Seminal albums recorded at Hansa Studios during the ’70s and ’80s include Iggy Pop’s Lust For Life and The Idiot, Nick Cave and the Bad Seeds’ The Firstborn is Dead and Your Funeral, My Trial, and Siouxsie and the Banshees’ Tinderbox. But one artist’s work stands out for its sonic and lyrical connection to the city of Berlin–that of David Bowie.
In the summer of 1976, Bowie came to the divided city to escape his cocaine-fueled lifestyle in Los Angeles, and threw himself into creative projects. Out of the celebrity spotlight, Bowie was composed, productive and “felt a joy of life and a great feeling of release and healing.” Berlin, for him, was “a city that’s so easy to ‘get lost’ in–and to ‘find’ oneself too.”
Bowie aficionado and sound engineer Thilo Schmied, of Berlin Music Tours, runs the only official tours of the still-operating studios. Full of enthusiasm and rock trivia, he leads visitors around the building–including the spiral staircase where Depeche Mode once posed for a photograph that would appear on the back of A Question of Lust–explaining its history, showing old photos from the Wall era, and throwing out anecdotes from the endless recording sessions that have taken place here over the years.
The building has a fascinating and checkered past. Built in 1913 as a guild for the Berlin Builders society, it was later used as a concert hall for chamber music, before becoming a cultural hub in the Weimar era. The Marxist publishing house Malik-Verlag moved into the ground floor, Kurt Tucholsky held readings here, and a Dada art gallery hosted regular exhibitions.
Then the Nazis arrived, confiscated all the Malik-Verlag titles as part of their book-burning campaign and turned the Meistersaal into a venue for the infamous Reichsmusikkammer (Reich Music Chamber); SS officers swayed through the space to State-approved ‘good German music.’
Used briefly as a cabaret hall after the war, it became isolated until the early ’60s–undesirable for most uses, but perfect for a use as a studio, initially for classical recordings and then for Schlager artists.
In the beginning of the ’70s, the Meisel brothers founded the Hansa Studios and acquired the building, operating no fewer than five studio rooms in the building; the Meistersaal became the now-legendary Hansa Studio 2.
Shortly thereafter, David Bowie moved to Berlin in 1976 and stayed for three years. Hansa quickly became his musical base. Bowie produced the two aforementioned Iggy Pop albums at Hansa, appeared alongside Marlene Dietrich in Just A Gigolo and–most famously–wrote his avant-garde Berlin trilogy: the albums of Low, Heroes, and Lodger.

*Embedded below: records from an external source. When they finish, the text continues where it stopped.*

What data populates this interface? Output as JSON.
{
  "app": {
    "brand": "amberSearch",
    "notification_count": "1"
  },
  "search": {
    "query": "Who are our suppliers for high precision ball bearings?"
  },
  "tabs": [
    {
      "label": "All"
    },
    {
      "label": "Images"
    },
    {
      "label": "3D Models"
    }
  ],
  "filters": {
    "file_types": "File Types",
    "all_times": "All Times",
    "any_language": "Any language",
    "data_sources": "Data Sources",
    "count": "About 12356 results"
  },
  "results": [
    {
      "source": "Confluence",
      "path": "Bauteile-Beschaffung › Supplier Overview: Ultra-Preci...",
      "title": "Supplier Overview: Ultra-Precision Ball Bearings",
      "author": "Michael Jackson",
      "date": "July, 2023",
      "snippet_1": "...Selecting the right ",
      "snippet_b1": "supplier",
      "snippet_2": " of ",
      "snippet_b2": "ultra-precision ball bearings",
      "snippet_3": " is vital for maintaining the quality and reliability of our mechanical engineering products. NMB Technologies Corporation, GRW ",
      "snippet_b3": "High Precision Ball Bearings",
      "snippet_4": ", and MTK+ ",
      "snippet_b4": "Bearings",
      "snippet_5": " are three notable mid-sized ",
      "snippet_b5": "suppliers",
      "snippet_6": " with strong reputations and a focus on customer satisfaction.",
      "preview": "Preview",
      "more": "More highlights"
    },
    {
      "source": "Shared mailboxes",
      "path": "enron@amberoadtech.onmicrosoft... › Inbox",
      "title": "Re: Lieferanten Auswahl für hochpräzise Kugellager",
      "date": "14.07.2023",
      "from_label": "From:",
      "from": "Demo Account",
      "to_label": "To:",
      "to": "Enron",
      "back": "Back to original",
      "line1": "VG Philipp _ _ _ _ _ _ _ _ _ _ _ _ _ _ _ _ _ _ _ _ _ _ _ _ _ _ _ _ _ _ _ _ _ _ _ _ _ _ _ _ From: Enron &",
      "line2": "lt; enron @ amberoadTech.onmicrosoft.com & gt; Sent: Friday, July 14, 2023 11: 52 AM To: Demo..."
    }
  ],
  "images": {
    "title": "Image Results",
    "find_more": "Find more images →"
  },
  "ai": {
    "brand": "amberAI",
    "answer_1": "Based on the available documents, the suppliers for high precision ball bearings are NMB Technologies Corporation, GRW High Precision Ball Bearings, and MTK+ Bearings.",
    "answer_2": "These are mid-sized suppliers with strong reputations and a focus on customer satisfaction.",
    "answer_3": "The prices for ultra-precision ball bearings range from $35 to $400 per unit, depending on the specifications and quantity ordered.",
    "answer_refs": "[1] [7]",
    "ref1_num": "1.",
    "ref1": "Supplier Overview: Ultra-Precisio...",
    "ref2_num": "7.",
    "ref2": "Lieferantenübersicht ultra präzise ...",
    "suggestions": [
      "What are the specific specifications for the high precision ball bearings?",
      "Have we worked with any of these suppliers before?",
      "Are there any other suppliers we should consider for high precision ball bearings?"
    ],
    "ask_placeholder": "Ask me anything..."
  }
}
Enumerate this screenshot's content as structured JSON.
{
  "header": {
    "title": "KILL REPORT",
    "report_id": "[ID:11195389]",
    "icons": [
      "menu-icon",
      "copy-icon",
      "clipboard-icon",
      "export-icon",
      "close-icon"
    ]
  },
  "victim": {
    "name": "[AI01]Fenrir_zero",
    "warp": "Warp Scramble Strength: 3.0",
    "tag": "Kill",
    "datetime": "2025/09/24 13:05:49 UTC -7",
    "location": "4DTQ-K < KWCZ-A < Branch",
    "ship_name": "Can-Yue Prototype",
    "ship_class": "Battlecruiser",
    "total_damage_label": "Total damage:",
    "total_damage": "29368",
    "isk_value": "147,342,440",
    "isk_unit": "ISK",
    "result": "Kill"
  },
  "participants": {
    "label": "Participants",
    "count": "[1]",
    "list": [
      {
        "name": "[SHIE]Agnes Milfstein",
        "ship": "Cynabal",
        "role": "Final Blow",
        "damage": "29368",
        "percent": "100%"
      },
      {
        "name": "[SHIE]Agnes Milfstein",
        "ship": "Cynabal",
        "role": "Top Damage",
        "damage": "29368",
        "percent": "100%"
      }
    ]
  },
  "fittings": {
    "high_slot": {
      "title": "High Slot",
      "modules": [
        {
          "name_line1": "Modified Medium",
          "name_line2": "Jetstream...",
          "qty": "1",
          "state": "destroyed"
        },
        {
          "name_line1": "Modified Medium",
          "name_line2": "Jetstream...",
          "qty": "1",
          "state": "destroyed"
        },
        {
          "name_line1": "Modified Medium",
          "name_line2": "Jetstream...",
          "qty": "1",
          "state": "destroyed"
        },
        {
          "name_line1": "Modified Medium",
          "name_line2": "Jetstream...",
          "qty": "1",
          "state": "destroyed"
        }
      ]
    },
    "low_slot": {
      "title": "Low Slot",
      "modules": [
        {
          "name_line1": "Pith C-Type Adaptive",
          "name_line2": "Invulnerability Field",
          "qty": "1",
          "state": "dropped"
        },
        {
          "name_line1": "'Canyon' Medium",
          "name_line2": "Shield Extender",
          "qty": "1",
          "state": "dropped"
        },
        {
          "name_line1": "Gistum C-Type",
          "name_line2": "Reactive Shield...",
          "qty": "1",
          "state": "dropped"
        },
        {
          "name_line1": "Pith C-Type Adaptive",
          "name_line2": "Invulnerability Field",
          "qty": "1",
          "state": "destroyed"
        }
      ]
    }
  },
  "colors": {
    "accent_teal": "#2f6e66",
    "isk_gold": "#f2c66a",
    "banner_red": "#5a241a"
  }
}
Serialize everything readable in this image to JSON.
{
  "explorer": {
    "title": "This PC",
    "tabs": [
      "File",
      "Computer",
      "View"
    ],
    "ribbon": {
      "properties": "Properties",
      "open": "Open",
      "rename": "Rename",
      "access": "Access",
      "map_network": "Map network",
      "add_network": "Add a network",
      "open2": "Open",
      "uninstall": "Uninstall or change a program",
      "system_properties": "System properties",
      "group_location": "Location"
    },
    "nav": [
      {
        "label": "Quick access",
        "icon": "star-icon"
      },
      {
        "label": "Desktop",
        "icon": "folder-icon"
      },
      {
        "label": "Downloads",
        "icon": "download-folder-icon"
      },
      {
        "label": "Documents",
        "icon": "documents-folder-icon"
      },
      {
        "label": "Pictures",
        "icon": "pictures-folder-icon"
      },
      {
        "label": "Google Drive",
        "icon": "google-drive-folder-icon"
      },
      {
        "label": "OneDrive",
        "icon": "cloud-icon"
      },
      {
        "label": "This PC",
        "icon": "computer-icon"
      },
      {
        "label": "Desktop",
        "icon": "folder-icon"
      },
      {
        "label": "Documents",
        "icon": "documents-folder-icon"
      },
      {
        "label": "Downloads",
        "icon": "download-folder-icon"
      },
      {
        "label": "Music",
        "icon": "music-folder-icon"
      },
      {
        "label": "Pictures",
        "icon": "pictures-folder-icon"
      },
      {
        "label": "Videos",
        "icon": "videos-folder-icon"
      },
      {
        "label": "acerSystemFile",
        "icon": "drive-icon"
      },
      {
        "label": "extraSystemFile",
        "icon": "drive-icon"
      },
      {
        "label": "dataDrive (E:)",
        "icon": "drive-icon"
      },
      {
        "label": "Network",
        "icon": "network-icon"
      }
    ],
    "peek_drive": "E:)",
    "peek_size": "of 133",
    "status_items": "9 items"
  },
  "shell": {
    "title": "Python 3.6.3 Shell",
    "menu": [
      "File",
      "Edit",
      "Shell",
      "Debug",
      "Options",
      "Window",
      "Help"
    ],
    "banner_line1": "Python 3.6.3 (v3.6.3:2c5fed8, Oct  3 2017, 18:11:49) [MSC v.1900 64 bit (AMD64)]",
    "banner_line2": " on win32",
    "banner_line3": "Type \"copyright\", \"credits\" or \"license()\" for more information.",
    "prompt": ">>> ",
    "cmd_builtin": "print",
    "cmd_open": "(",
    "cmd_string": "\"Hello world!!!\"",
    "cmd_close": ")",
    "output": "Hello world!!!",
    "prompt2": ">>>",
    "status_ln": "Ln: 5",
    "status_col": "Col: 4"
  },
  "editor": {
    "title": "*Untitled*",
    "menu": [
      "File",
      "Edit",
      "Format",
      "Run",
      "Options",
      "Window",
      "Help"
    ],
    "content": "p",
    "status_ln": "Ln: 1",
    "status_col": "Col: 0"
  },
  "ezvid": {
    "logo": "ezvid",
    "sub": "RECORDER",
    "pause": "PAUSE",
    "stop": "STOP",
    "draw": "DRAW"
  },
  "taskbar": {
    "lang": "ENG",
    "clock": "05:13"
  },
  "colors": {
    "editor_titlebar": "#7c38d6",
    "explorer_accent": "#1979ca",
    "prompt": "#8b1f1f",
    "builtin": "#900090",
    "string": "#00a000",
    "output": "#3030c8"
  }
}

Heroes was Bowie’s only album that was recorded entirely at Hansa. The title track, a tale of two lovers who come together in the shadow of the ‘Wall of Shame’, epitomizes Bowie’s relationship with both Hansa and Berlin.
According to Schmied, the original inspiration for the song “Heroes” came to Bowie when viewing Otto Mueller’s 1916 painting Liebespaar zwischen Gartenmauern (Lovers Between Garden Walls) at Berlin’s Brücke Museum.
But in 1977, the painting seemingly came to life before his eyes as he gazed out of Hansa’s windows and allegedly watched his (married) co-producer Tony Visconti embracing Antonia Maaß, one of the back-up singers from the “Heroes” sessions.
At the end of the tour, the familiar refrains of “Heroes” suddenly fills the Hansa studios. Schmied is playing it through the very mixing desk on which it was recorded. He encourages us to listen carefully for the reverb of the Meistersaal within the song, Brian Eno’s swirling synths, and the urgency in Bowie’s voice as it builds to the final crescendo.
Schmied must have heard “Heroes” a zillion times, but his feet still tap along and his face wears a look of sheer rapture; indeed, it’s hard at that moment not to be momentarily transported back to that special moment in time, in an equally special building.
A version of this post originally appeared on Slow Travel Berlin, an online repository of eclectic information about the German capital.